Upper-body Jack Squat
The arm movement on this exercise adds challenge to the squat as you decelerate the weight of your arms.
HOW TO DO IT: Begin standing up with your arms overhead and feet a comfortable distance apart for squatting. As you drop down into the squat, drop your arms out and down to the side (as you would with your arms when performing a traditional jumping jack.) As you rise from the bottom of the squat, lift your arms out to the side and up so that when you return to the standing position, your arms are once again overhead.
BONUS CHALLENGE: Start with one arm overhead and one arm at your side. As you lower into the squat, switch the arm positions. This asymmetry in the arm positioning and movement will make the exercise a little harder from a balance and coordination perspective, but that’s what keeps the exercise from getting boring!

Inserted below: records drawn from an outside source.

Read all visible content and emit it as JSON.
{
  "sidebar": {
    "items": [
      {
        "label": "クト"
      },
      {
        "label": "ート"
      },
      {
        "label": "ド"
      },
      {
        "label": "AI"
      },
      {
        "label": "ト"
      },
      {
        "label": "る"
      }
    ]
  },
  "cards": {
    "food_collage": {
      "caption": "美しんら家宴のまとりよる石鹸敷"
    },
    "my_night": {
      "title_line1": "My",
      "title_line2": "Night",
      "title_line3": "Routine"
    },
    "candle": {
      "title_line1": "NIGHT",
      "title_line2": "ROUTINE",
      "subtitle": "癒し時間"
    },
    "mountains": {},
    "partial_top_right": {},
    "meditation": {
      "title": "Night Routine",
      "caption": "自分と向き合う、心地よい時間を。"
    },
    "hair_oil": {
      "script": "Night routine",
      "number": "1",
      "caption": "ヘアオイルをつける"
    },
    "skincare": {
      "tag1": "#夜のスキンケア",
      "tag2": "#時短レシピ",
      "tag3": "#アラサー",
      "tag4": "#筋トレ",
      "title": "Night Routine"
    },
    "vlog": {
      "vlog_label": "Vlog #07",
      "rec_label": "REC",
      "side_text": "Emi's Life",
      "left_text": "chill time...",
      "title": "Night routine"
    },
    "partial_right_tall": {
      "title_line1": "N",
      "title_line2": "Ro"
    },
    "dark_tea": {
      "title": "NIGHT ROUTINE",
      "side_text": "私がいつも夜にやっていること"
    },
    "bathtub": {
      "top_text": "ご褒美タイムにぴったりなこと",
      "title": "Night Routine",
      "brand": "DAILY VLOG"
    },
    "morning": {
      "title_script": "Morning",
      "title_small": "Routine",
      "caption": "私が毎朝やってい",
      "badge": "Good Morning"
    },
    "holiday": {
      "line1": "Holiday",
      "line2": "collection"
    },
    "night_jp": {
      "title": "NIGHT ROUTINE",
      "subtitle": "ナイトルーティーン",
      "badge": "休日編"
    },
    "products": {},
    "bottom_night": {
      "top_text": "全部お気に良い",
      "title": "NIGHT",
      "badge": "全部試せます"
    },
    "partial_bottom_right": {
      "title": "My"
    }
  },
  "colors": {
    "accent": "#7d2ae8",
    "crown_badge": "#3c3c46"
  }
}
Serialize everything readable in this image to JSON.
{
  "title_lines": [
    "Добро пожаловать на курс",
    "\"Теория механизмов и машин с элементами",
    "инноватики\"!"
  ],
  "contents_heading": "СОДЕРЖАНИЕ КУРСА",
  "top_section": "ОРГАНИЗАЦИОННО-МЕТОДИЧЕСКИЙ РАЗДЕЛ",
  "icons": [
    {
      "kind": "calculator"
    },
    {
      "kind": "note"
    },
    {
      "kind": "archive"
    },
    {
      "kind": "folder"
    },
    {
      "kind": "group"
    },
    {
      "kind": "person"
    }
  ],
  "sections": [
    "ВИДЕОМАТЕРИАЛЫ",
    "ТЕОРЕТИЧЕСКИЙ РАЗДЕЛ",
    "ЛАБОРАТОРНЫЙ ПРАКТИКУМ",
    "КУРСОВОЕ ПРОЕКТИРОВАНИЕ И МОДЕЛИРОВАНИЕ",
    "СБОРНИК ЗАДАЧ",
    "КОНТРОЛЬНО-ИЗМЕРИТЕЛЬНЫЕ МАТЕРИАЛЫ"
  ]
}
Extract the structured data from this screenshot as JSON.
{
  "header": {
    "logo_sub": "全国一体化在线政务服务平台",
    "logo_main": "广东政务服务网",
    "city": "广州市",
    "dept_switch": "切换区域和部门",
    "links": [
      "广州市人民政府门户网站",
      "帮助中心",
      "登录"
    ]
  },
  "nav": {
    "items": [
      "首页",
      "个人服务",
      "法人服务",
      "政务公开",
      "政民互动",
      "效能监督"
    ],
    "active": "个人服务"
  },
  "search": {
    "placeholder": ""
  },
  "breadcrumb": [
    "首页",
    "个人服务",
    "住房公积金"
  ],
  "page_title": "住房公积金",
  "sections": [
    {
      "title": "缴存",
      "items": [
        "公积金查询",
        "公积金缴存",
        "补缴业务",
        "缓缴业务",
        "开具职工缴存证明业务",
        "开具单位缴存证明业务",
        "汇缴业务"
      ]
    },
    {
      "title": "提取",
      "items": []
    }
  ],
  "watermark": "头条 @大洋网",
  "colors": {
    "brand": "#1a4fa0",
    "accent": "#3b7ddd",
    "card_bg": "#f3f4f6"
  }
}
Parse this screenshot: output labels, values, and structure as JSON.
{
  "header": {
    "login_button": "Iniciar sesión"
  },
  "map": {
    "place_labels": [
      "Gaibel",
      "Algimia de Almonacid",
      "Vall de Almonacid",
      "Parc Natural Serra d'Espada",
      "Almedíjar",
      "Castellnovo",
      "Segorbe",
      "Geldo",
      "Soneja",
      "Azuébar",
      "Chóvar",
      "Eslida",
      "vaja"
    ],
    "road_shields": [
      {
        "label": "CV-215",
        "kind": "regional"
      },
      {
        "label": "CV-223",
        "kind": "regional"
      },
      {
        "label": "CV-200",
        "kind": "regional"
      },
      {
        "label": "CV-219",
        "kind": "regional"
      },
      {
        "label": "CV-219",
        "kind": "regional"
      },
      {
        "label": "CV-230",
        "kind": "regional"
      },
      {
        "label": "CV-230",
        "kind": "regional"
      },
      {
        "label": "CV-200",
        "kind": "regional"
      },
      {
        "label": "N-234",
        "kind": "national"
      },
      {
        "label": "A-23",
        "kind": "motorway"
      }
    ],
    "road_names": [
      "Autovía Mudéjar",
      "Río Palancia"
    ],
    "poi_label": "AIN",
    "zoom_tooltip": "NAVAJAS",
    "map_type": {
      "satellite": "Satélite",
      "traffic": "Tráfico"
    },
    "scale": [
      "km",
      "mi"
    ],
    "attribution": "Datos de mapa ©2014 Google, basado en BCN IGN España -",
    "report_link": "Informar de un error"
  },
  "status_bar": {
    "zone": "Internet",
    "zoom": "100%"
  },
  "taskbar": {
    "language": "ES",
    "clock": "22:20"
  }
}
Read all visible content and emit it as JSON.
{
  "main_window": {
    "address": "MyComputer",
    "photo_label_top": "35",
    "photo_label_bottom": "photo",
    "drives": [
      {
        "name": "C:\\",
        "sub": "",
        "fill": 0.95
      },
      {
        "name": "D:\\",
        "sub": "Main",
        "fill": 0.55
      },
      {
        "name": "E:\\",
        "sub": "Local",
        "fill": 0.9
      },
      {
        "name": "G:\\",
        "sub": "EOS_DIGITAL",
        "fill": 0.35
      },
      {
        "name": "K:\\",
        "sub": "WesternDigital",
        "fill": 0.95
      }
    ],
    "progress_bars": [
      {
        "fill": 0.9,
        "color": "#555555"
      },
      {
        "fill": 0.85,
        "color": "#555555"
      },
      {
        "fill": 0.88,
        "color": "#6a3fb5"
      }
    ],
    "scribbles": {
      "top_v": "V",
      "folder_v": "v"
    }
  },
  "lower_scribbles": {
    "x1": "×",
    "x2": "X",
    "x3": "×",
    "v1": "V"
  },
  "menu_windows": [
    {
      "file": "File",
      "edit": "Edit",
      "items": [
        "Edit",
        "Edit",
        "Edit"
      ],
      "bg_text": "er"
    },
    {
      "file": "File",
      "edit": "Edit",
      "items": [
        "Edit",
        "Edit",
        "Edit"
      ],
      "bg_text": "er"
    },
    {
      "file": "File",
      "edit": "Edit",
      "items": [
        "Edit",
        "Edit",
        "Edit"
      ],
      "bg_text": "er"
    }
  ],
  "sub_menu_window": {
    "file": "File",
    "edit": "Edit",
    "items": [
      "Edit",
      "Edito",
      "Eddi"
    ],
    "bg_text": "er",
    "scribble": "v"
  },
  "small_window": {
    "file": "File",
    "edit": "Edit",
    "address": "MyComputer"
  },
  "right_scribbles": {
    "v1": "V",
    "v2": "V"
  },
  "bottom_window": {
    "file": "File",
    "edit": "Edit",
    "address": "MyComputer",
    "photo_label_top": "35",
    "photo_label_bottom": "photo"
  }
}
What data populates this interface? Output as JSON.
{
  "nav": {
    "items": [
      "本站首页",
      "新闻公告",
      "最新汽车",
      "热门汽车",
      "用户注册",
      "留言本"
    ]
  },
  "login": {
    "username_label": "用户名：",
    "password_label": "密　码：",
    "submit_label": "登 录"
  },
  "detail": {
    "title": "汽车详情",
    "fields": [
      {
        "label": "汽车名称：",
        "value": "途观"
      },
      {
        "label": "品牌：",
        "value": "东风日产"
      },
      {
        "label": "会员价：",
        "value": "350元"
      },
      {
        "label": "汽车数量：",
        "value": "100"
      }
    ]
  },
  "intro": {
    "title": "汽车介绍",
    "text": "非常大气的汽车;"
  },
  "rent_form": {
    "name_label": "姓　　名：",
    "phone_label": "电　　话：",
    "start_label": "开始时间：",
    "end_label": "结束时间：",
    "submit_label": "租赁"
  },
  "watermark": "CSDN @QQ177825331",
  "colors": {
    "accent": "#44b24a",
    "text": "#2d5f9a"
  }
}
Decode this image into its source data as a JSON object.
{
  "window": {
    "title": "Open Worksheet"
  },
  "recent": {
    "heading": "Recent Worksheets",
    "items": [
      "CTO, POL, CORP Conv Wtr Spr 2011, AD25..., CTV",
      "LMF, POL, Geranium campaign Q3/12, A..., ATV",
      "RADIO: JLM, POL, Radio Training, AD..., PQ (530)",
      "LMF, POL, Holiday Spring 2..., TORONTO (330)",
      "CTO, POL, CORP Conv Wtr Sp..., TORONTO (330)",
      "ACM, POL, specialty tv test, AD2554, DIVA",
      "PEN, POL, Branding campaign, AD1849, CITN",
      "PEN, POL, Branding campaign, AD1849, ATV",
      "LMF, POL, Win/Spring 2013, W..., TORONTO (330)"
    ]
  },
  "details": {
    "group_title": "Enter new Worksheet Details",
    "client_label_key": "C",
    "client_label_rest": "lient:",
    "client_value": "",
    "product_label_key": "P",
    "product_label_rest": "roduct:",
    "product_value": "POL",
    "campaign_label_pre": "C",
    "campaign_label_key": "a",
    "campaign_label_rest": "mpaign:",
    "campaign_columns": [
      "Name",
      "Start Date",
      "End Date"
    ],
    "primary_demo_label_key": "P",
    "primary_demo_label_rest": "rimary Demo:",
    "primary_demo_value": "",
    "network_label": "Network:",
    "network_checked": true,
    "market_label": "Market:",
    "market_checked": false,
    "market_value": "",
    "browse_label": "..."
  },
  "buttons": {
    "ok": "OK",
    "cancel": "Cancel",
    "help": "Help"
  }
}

The arm movement on this exercise adds a rotational movement and helps get the glutes working more during the squat.
HOW TO DO IT: Begin standing up with your arms pointed horizontally to the left. As you drop down into the squat, simultaneously rotate your arms across and in front of your body so that they are pointed to the right when you get to the bottom of the squat. As you rise from the bottom of the squat, simultaneously rotate your arms across and in front of your body to the left so that when you return to the standing position, your arms are once again pointed to the left. Repeat with the arms positioned to the right at the top.
NOTE: Ensure that your arm and upper-body movements are strictly horizontal—this is not supposed to be a wood chop-type movement. Your lower body moves vertically while your upper body rotates horizontally.
BONUS CHALLENGE: Let your head and eyes follow your hands. You will get more rotation as a result.
Bird Dog on a Bench
This exercise moves the “bird-dog” exercise—prone opposite arm and leg extension—up to a bench. This variation is more comfortable for many people, but is also a bit more challenging as it adds a range of motion and balance challenge to the exercise.
HOW TO DO IT: Begin with your right hand and left knee on a bench. Let your left arm hang freely with the palm facing inward, while your right leg is straight with the toes gently resting on the floor. From a neutral back position, lift the free arm and leg (left arm and right leg) up and away from you using only the hip joint to move the leg and only the shoulder to move the arm. Repeat with the opposite arm and leg combination.
NOTE: The relative “ease” of this exercise means it is often performed using compensations. Let the opposite shoulder and hip perform all of the work and simply take what those two joints give you for range-of-motion. No more and no less. Moving higher and faster will bring in movement from the spine. You want your spine held still while your hip and shoulder move.
You can work these exercises into your regular routine with the sets and reps you are currently doing. Bodyweight exercise is only boring if you do the exact same things you’ve always done. These are just a few of the countless ways to add variation to any bodyweight exercise. I’m hoping that the few you see here will inspire you to create some variations of your own!
This content was originally posted by the American Council on Exercise, a nonprofit organization committed to enriching quality of life through safe and effective exercise and physical activity. As America’s Authority on Fitness, ACE protects all segments of society against ineffective fitness products, programs and trends through its ongoing public education, outreach and research. ACE further protects the public by setting certification and continuing education standards for fitness professionals.